Afterwards, my mother and I found the corpses of my father´s foresters scattered like rag dolls about the wood, surrounded by the bodies of the devout they had felled with their longbows. While I had cowered like a catted mouse, those Firstborn knights had fought bravely, though in the end they were overwhelmed by the manifold Devout. Among the fallen we found a Necromancer, impaled by my father´s thorns, the distinctive black and white fletching nearly flush with the corpse´s withered flesh. Under a great ash, twisted and shattered by a Warped Lord´s vortex, I found Thorn, my father´s beautiful bow of black yew. Concerning the fate of Mark Leoric Darkwald, the legendary Shrike, we found no other trace. We buried the noble knights beneath that dying ash, it´s fallen ashkeys taking root to mark their grave and embrace the honoured dead. The Devout we burned on a pyre of cleansing fire, their vengeful spirits carried away with the black smoke and ashes on the chill night wind.
Following my father´s death, my mother Siobhana El´Idanach Winter Rose, bore upon her weary shoulders the mantle of wildwood protector, cloaking the forest with impenetrable gloom and fateful doom. No one could unravel her shadowy weaving, and those that ventured too deep quickly became lost amidst the whispering pines and shadowed ash. She hated the One King, blaming him and him alone for the Dark Prophets´ betrayal, the rise of the Devout, and the death of her husband. With that hatred she wrought a penumbrous wall to gird her dark wood and guard her only son.
For ten years we lived alone and undisturbed, free to wander beneath the eternal twilight as the timeless trees cast dancing shadows under the kiss of the wind. On rare occasion I would leave the wood to scout the surrounding lands, cloaked by the cunningly crafted charms I carried. From a distance I watched how others lived and died, learning a little of the ways of the world, though I could never gather the courage to break with taboo and talk to the strangers I watched from afar. From my mother I learned more about the ways of her people, the Sons of Kronos, including a little of the way of the wyrd, such as the runes I use to write these words. Left to my own devices, I mastered archery using my father´s bow, and learned to hurl the forester´s axes with deadly precision, mimicking the methods of my Untamed warrior kin.

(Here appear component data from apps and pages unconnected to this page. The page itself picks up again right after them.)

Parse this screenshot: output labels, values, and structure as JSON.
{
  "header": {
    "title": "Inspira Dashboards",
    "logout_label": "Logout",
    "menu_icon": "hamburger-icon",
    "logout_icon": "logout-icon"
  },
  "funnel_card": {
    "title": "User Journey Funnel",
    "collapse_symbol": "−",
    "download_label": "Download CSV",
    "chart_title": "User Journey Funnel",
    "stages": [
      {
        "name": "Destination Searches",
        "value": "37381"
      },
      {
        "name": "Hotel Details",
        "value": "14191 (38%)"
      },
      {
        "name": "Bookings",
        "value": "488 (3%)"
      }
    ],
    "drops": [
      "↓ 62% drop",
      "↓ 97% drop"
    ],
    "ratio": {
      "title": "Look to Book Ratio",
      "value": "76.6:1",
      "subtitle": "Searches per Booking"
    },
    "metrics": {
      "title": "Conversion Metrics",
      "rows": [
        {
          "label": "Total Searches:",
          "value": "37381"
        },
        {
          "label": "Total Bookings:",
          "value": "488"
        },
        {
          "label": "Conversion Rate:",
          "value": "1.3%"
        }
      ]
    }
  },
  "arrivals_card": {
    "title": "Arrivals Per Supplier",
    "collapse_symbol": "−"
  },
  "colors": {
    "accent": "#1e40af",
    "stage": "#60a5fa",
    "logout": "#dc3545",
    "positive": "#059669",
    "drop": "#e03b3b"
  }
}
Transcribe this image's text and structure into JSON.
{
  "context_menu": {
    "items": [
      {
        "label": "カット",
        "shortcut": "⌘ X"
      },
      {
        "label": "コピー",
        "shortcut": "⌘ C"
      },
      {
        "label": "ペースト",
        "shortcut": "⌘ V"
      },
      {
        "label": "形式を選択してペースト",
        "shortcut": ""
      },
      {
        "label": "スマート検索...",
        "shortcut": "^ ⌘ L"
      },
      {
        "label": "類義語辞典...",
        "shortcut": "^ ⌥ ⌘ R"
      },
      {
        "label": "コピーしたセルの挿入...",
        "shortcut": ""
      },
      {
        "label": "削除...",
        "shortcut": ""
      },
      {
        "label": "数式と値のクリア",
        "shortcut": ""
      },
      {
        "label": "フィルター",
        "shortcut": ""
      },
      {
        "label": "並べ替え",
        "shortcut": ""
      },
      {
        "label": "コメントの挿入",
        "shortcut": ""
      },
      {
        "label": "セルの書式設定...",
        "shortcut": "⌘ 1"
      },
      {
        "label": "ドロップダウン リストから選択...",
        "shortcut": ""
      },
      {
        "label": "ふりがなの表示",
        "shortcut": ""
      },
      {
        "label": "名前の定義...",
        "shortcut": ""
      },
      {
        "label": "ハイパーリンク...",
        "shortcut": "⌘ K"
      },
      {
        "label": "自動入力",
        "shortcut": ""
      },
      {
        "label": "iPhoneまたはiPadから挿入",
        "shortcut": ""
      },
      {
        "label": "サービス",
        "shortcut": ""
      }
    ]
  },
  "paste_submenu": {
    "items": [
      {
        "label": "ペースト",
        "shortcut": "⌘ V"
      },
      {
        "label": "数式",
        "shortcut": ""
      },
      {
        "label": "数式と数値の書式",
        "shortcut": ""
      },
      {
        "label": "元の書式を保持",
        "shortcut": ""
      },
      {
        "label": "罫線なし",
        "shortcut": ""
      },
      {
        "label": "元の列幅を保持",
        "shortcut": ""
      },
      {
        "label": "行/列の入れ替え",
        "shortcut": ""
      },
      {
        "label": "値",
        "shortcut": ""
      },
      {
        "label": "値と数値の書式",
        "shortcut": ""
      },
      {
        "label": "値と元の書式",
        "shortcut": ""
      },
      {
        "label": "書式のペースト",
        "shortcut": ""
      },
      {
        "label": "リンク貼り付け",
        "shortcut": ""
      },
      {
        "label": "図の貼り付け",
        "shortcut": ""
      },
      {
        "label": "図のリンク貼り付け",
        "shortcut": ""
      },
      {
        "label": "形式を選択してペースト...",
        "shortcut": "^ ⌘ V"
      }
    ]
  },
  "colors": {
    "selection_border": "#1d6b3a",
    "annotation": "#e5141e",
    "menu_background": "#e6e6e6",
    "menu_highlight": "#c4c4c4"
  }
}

Only once during those ten years were we visited by an outsider, a man I saw only briefly, nearly seven years after my father´s death. Returning from a late hunt, I spied him standing with my mother outside our cottage. He was cloaked and cowled in darkest blue, and though I couldn´t see his face, I witnessed his weathered hands gently wipe tears from my mother´s cheeks, before he walked off into dusk´s lengthening shadows. Though I tried to track him, all traces disappeared after a hundred paces. When confronted, my mother refused to acknowledge anything had occurred, turning venomous when pressed. Though many years have passed since that night, I have yet to discovered the identity of that mysterious stranger, or how he traveled unhindered and unseen through our wood. For seven years we lived without visitors, for ten years we lived in peace. After ten years I heard the twilight´s clarion call. For ten years vengeance festered and boiled in the Dark Prophets´ putrid black hearts. After ten years the Devout returned.